• Business planning and strategy

The Importance of Learning How to Hold the Difficult Business Conversations

Guest Blogger | August 12, 2016


Written by: Sylvie Guinois, www.sylvieguinois.com

A difficult conversation is one that discusses a subject or brings forward facts that the other may not want to hear. The person in front of you may react defensively or disagree. Such conversations—which no one wants to have—become even more difficult if you haven’t developed your communication skills.
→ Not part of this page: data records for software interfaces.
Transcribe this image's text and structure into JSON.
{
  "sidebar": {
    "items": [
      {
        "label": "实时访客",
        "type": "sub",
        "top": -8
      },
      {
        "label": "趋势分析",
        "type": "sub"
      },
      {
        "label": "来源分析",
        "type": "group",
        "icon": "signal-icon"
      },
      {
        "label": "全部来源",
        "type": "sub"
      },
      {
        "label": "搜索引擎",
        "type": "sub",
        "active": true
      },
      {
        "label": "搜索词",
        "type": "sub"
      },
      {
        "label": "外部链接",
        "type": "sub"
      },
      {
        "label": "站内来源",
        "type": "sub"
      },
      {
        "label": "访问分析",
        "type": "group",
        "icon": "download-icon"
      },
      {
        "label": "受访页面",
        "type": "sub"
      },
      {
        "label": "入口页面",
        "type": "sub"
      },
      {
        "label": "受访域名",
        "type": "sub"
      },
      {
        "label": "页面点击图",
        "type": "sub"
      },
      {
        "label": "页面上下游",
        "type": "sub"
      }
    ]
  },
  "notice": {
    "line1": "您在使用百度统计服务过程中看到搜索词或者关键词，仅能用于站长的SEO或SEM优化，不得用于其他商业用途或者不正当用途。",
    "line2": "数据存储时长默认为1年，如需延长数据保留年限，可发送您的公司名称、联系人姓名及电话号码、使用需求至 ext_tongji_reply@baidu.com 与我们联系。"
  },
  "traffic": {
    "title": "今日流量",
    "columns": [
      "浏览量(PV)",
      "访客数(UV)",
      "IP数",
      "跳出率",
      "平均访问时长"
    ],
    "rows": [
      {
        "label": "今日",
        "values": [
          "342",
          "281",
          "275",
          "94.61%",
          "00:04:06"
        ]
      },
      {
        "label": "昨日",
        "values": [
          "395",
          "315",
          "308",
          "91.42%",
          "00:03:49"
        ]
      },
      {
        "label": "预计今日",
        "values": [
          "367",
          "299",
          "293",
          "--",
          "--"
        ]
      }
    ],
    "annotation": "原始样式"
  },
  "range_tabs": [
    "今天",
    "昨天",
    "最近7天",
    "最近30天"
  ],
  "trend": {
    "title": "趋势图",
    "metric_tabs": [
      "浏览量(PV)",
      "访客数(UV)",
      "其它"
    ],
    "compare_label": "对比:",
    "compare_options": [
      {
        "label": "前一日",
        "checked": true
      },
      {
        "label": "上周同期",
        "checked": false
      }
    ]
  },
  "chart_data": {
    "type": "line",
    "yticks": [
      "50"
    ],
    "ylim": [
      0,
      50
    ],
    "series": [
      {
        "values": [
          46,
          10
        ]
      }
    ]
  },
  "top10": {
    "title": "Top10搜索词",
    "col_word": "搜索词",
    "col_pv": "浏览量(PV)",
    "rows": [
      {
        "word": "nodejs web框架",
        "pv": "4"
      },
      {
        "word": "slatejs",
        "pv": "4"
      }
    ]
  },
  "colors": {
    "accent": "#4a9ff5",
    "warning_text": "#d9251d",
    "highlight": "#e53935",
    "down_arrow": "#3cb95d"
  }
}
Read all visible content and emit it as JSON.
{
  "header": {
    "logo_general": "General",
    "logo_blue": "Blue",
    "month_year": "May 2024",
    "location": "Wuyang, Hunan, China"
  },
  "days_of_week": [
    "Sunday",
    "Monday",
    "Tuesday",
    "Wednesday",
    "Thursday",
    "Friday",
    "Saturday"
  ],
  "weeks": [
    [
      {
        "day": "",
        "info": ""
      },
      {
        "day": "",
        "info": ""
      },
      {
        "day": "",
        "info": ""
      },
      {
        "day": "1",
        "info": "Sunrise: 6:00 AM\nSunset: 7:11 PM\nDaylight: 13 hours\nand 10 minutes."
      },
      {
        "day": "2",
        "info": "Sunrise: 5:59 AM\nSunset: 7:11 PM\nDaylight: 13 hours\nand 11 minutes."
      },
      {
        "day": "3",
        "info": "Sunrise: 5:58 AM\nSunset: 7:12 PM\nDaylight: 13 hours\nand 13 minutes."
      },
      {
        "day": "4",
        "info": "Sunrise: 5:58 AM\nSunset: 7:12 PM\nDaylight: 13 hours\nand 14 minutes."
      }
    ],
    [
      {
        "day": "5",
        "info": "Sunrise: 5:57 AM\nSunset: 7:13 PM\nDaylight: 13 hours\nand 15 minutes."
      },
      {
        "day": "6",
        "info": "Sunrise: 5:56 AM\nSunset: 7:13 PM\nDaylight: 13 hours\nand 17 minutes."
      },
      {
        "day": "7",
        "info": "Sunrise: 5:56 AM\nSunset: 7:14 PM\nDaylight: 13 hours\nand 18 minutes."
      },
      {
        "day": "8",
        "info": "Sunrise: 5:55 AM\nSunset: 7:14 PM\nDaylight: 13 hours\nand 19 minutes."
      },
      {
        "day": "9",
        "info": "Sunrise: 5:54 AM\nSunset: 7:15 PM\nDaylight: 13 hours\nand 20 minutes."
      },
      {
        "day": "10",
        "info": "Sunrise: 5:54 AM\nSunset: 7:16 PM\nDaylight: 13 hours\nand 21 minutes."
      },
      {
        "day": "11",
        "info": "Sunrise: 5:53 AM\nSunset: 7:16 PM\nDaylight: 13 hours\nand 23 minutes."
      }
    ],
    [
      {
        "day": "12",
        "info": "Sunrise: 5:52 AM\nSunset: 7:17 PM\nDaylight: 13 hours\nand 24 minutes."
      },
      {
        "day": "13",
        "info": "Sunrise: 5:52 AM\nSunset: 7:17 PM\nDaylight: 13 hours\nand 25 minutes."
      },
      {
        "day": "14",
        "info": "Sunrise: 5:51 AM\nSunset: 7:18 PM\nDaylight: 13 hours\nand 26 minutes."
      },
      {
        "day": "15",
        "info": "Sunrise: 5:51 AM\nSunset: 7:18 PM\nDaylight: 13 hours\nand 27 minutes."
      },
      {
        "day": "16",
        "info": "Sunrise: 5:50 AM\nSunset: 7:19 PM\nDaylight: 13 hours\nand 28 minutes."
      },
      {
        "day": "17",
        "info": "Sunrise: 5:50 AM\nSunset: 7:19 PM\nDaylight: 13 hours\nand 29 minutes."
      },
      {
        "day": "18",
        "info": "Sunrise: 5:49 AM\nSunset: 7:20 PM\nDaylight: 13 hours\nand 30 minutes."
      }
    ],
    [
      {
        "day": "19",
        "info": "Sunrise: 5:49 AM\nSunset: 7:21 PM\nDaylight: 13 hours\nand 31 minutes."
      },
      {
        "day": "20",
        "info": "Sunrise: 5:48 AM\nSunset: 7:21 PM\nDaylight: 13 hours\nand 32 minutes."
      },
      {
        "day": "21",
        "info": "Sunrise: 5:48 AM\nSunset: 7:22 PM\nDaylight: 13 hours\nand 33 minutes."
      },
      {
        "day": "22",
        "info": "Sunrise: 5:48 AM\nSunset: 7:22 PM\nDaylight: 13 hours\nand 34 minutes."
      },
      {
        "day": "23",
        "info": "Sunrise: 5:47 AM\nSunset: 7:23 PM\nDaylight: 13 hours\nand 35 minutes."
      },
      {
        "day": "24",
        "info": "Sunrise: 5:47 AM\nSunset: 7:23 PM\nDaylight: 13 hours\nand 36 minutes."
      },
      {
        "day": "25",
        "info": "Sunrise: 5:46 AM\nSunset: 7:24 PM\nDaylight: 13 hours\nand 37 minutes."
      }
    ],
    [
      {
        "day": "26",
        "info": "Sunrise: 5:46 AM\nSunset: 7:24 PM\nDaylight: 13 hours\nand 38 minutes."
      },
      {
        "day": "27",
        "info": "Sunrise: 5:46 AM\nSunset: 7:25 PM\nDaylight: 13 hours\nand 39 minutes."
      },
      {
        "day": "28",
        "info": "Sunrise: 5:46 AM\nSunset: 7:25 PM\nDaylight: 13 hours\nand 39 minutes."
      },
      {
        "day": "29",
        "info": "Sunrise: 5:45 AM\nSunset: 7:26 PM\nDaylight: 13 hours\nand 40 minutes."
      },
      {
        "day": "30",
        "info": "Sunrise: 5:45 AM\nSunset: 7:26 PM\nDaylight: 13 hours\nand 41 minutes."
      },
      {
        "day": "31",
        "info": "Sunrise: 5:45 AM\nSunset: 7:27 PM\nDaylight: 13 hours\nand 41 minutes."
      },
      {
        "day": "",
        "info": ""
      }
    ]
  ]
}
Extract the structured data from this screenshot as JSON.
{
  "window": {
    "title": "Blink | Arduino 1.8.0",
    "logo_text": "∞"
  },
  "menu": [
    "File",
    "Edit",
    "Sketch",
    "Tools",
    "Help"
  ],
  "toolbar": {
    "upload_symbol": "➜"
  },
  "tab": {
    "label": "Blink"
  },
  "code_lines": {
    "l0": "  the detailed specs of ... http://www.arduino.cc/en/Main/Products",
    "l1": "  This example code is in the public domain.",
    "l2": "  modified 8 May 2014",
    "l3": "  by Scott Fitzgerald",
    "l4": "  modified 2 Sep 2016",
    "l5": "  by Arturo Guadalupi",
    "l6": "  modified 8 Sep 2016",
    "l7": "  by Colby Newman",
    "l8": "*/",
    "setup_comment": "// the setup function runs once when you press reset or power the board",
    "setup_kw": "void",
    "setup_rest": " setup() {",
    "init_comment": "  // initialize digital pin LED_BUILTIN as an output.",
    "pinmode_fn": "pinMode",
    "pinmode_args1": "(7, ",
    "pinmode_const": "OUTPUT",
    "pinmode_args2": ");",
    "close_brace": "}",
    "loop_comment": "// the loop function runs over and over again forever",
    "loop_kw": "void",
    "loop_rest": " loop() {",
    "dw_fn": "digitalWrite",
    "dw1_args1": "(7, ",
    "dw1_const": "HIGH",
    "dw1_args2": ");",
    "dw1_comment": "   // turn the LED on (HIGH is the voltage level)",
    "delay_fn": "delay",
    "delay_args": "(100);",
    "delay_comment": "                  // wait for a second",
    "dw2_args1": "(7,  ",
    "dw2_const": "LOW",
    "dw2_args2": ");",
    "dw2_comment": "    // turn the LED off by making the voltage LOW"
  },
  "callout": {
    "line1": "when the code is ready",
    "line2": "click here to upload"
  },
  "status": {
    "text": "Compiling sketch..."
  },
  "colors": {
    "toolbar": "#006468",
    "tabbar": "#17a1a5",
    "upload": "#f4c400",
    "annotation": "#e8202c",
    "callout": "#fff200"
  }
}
I work with several young leaders who are grappling with employee management problems. They are faced with having to ensure respect for internal guidelines, dress codes, safety measures, or they must intervene regarding tardiness and internal disputes. But they are not too sure how to address these issues. They often don’t want to be seen as a boss who is always getting worked up, and they would rather be friends with their employees. But when you try and act as a friend, rather than a boss, employees will not look at you as a manager, and feel like they can go against the rules.

For example, I had a discussion with an entrepreneur who, through the use of mystery clients, discovered that when he was away from his store, his employees would close earlier than scheduled, didn’t respect the dress code, and spent time in places restricted to customers. It came to the point that some of his regular customers even noticed irregularities in employee behaviour and spoke to the entrepreneur about it. So he needed to act—and quick!

What to do? He had to lay out the inappropriate behaviour, the dates when it occurred, remind the employee of the procedures covering these actions, and list future consequences.

Every time you transmit a message that will not please your listener, there is a possibility things will go wrong. If you are not comfortable conducting this kind of discussion, you will be at a disadvantage and you may not reach your goal. This is true as much for your employees as for your suppliers, your car mechanic or your mother-in-law. Here are some tips to help you:


  1. Prepare your message well;
  2. Base your message only on facts and dates, not on emotions or impressions;
  3. Practice several times beforehand;
  4. Choose a setting where your conversation can be private;
  5. Remain calm as you present your message.

During the conversation:

  1. Don’t take a confrontational attitude;
  2. Don’t start sentences with “I’m sorry”;
  3. Don’t try to control the other person;
  4. Maintain visual contact;
  5. Allow silent moments;
  6. Make sure the other person understands;
  7. Seek details by asking questions when necessary;
  8. Plan on putting an end to the conversation to allow yourself, and the other person, to think about the situation .

Is that so “hard”? In fact, it’s just the opposite! By learning how to communicate appropriately, you will avoid emotions getting carried away, saying something you don’t really mean, insults or abusive language that might produce the ill effect you are trying to avoid. Instead, you’ll be in the position of a team leader who is effective in the role and respectful of everyone.

And conversely, if you were to receive a message that displeases you, or which you disagree with, how would you react? Would you freeze? Would you boil inside but try to hide it? Would you shout? Would you start crying? Would you get worked up? Would you run away? Hmm… learning to master difficult conversations can be as relevant when it comes to discussions with your investors, clients and partners. What do you think?

About the author:
Sylvie Guinois is a business coach who provides training to managers, and a mentor at Futurpreneur Canada. Her approach shows new leaders how to better communicate their vision and instructions, while reducing frustrations and confusion related to the lack of clear and up-to-date management methods. To learn more about Sylvie, go to www.Sylvieguinois.com (in French).